[THE DATA]

■ ■ ■

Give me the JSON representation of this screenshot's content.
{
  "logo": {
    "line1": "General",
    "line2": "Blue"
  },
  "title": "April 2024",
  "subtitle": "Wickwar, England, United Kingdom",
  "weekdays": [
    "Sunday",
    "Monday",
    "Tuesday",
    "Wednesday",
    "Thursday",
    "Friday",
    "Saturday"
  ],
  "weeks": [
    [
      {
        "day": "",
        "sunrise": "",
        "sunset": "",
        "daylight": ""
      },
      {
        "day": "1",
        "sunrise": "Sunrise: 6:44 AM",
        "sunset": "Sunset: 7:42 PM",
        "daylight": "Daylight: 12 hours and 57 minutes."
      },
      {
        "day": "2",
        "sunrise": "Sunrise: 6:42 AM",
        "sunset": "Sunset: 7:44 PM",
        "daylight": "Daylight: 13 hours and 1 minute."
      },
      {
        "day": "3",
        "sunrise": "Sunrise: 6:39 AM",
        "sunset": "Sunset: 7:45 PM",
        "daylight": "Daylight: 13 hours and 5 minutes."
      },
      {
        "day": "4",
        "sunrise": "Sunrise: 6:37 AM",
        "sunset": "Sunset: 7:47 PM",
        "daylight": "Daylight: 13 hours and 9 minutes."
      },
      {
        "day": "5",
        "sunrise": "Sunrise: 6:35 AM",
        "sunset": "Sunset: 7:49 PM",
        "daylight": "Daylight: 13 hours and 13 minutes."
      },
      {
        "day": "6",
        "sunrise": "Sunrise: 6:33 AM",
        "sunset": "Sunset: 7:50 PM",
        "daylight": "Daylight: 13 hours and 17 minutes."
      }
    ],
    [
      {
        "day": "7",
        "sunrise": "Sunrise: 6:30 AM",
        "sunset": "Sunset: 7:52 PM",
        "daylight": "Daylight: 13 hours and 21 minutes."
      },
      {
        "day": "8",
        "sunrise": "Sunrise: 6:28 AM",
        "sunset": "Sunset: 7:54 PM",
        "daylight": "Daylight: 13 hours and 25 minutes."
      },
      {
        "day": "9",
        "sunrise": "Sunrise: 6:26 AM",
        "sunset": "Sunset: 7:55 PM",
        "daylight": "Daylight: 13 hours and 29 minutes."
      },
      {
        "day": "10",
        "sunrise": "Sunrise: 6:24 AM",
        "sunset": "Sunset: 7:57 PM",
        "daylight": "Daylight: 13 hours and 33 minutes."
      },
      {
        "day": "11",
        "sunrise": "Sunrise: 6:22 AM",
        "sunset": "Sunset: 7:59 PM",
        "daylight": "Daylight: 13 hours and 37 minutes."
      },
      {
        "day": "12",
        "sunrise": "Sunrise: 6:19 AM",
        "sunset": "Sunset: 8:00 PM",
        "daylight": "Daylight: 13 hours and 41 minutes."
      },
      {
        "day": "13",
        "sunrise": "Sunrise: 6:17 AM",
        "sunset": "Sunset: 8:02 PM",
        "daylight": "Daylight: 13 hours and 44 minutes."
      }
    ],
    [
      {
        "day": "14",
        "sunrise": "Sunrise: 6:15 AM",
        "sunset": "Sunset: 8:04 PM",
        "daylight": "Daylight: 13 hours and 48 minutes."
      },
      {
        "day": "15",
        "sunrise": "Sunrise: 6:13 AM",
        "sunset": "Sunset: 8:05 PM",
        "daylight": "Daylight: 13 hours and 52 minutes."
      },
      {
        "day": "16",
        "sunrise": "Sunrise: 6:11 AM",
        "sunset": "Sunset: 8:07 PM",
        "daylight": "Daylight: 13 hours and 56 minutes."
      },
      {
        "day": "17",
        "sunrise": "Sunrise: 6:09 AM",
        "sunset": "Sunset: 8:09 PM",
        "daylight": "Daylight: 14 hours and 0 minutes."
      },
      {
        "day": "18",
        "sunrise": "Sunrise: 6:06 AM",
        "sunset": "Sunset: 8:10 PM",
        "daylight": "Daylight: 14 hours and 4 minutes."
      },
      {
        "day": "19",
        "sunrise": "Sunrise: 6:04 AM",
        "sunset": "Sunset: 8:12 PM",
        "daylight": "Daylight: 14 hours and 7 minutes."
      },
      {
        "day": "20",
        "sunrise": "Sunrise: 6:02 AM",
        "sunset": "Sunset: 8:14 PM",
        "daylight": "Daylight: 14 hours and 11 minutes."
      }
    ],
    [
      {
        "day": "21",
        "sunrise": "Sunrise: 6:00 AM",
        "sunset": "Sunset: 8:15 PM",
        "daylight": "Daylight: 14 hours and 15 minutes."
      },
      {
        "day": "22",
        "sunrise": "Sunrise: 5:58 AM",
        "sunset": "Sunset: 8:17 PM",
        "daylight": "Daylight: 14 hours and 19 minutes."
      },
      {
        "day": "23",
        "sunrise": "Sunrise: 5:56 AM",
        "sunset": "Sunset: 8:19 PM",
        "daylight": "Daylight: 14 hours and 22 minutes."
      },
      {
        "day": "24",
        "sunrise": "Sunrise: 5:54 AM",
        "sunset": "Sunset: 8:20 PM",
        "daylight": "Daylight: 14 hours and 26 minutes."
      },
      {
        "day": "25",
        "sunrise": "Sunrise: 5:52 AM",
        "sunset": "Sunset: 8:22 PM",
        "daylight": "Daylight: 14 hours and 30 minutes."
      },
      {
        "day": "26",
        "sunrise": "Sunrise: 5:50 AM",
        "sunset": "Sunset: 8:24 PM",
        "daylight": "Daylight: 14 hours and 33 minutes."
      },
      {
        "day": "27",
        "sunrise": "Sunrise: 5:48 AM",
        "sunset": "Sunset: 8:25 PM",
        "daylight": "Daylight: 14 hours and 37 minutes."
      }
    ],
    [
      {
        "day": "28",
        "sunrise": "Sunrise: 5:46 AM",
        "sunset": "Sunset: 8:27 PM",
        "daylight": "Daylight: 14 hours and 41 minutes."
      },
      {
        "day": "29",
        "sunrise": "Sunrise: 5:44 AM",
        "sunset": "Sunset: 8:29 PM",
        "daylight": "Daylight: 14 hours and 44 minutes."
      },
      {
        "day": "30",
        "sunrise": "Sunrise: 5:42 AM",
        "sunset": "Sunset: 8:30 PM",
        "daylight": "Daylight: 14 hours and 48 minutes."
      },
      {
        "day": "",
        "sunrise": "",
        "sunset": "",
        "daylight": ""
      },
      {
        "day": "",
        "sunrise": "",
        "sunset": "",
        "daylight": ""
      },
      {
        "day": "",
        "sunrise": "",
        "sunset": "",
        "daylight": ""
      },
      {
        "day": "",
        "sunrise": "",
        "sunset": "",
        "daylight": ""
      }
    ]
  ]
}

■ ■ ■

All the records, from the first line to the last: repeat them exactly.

[OUTPUT]
Give me the JSON representation of this screenshot's content.
{
  "logo": {
    "line1": "General",
    "line2": "Blue"
  },
  "title": "April 2024",
  "subtitle": "Wickwar, England, United Kingdom",
  "weekdays": [
    "Sunday",
    "Monday",
    "Tuesday",
    "Wednesday",
    "Thursday",
    "Friday",
    "Saturday"
  ],
  "weeks": [
    [
      {
        "day": "",
        "sunrise": "",
        "sunset": "",
        "daylight": ""
      },
      {
        "day": "1",
        "sunrise": "Sunrise: 6:44 AM",
        "sunset": "Sunset: 7:42 PM",
        "daylight": "Daylight: 12 hours and 57 minutes."
      },
      {
        "day": "2",
        "sunrise": "Sunrise: 6:42 AM",
        "sunset": "Sunset: 7:44 PM",
        "daylight": "Daylight: 13 hours and 1 minute."
      },
      {
        "day": "3",
        "sunrise": "Sunrise: 6:39 AM",
        "sunset": "Sunset: 7:45 PM",
        "daylight": "Daylight: 13 hours and 5 minutes."
      },
      {
        "day": "4",
        "sunrise": "Sunrise: 6:37 AM",
        "sunset": "Sunset: 7:47 PM",
        "daylight": "Daylight: 13 hours and 9 minutes."
      },
      {
        "day": "5",
        "sunrise": "Sunrise: 6:35 AM",
        "sunset": "Sunset: 7:49 PM",
        "daylight": "Daylight: 13 hours and 13 minutes."
      },
      {
        "day": "6",
        "sunrise": "Sunrise: 6:33 AM",
        "sunset": "Sunset: 7:50 PM",
        "daylight": "Daylight: 13 hours and 17 minutes."
      }
    ],
    [
      {
        "day": "7",
        "sunrise": "Sunrise: 6:30 AM",
        "sunset": "Sunset: 7:52 PM",
        "daylight": "Daylight: 13 hours and 21 minutes."
      },
      {
        "day": "8",
        "sunrise": "Sunrise: 6:28 AM",
        "sunset": "Sunset: 7:54 PM",
        "daylight": "Daylight: 13 hours and 25 minutes."
      },
      {
        "day": "9",
        "sunrise": "Sunrise: 6:26 AM",
        "sunset": "Sunset: 7:55 PM",
        "daylight": "Daylight: 13 hours and 29 minutes."
      },
      {
        "day": "10",
        "sunrise": "Sunrise: 6:24 AM",
        "sunset": "Sunset: 7:57 PM",
        "daylight": "Daylight: 13 hours and 33 minutes."
      },
      {
        "day": "11",
        "sunrise": "Sunrise: 6:22 AM",
        "sunset": "Sunset: 7:59 PM",
        "daylight": "Daylight: 13 hours and 37 minutes."
      },
      {
        "day": "12",
        "sunrise": "Sunrise: 6:19 AM",
        "sunset": "Sunset: 8:00 PM",
        "daylight": "Daylight: 13 hours and 41 minutes."
      },
      {
        "day": "13",
        "sunrise": "Sunrise: 6:17 AM",
        "sunset": "Sunset: 8:02 PM",
        "daylight": "Daylight: 13 hours and 44 minutes."
      }
    ],
    [
      {
        "day": "14",
        "sunrise": "Sunrise: 6:15 AM",
        "sunset": "Sunset: 8:04 PM",
        "daylight": "Daylight: 13 hours and 48 minutes."
      },
      {
        "day": "15",
        "sunrise": "Sunrise: 6:13 AM",
        "sunset": "Sunset: 8:05 PM",
        "daylight": "Daylight: 13 hours and 52 minutes."
      },
      {
        "day": "16",
        "sunrise": "Sunrise: 6:11 AM",
        "sunset": "Sunset: 8:07 PM",
        "daylight": "Daylight: 13 hours and 56 minutes."
      },
      {
        "day": "17",
        "sunrise": "Sunrise: 6:09 AM",
        "sunset": "Sunset: 8:09 PM",
        "daylight": "Daylight: 14 hours and 0 minutes."
      },
      {
        "day": "18",
        "sunrise": "Sunrise: 6:06 AM",
        "sunset": "Sunset: 8:10 PM",
        "daylight": "Daylight: 14 hours and 4 minutes."
      },
      {
        "day": "19",
        "sunrise": "Sunrise: 6:04 AM",
        "sunset": "Sunset: 8:12 PM",
        "daylight": "Daylight: 14 hours and 7 minutes."
      },
      {
        "day": "20",
        "sunrise": "Sunrise: 6:02 AM",
        "sunset": "Sunset: 8:14 PM",
        "daylight": "Daylight: 14 hours and 11 minutes."
      }
    ],
    [
      {
        "day": "21",
        "sunrise": "Sunrise: 6:00 AM",
        "sunset": "Sunset: 8:15 PM",
        "daylight": "Daylight: 14 hours and 15 minutes."
      },
      {
        "day": "22",
        "sunrise": "Sunrise: 5:58 AM",
        "sunset": "Sunset: 8:17 PM",
        "daylight": "Daylight: 14 hours and 19 minutes."
      },
      {
        "day": "23",
        "sunrise": "Sunrise: 5:56 AM",
        "sunset": "Sunset: 8:19 PM",
        "daylight": "Daylight: 14 hours and 22 minutes."
      },
      {
        "day": "24",
        "sunrise": "Sunrise: 5:54 AM",
        "sunset": "Sunset: 8:20 PM",
        "daylight": "Daylight: 14 hours and 26 minutes."
      },
      {
        "day": "25",
        "sunrise": "Sunrise: 5:52 AM",
        "sunset": "Sunset: 8:22 PM",
        "daylight": "Daylight: 14 hours and 30 minutes."
      },
      {
        "day": "26",
        "sunrise": "Sunrise: 5:50 AM",
        "sunset": "Sunset: 8:24 PM",
        "daylight": "Daylight: 14 hours and 33 minutes."
      },
      {
        "day": "27",
        "sunrise": "Sunrise: 5:48 AM",
        "sunset": "Sunset: 8:25 PM",
        "daylight": "Daylight: 14 hours and 37 minutes."
      }
    ],
    [
      {
        "day": "28",
        "sunrise": "Sunrise: 5:46 AM",
        "sunset": "Sunset: 8:27 PM",
        "daylight": "Daylight: 14 hours and 41 minutes."
      },
      {
        "day": "29",
        "sunrise": "Sunrise: 5:44 AM",
        "sunset": "Sunset: 8:29 PM",
        "daylight": "Daylight: 14 hours and 44 minutes."
      },
      {
        "day": "30",
        "sunrise": "Sunrise: 5:42 AM",
        "sunset": "Sunset: 8:30 PM",
        "daylight": "Daylight: 14 hours and 48 minutes."
      },
      {
        "day": "",
        "sunrise": "",
        "sunset": "",
        "daylight": ""
      },
      {
        "day": "",
        "sunrise": "",
        "sunset": "",
        "daylight": ""
      },
      {
        "day": "",
        "sunrise": "",
        "sunset": "",
        "daylight": ""
      },
      {
        "day": "",
        "sunrise": "",
        "sunset": "",
        "daylight": ""
      }
    ]
  ]
}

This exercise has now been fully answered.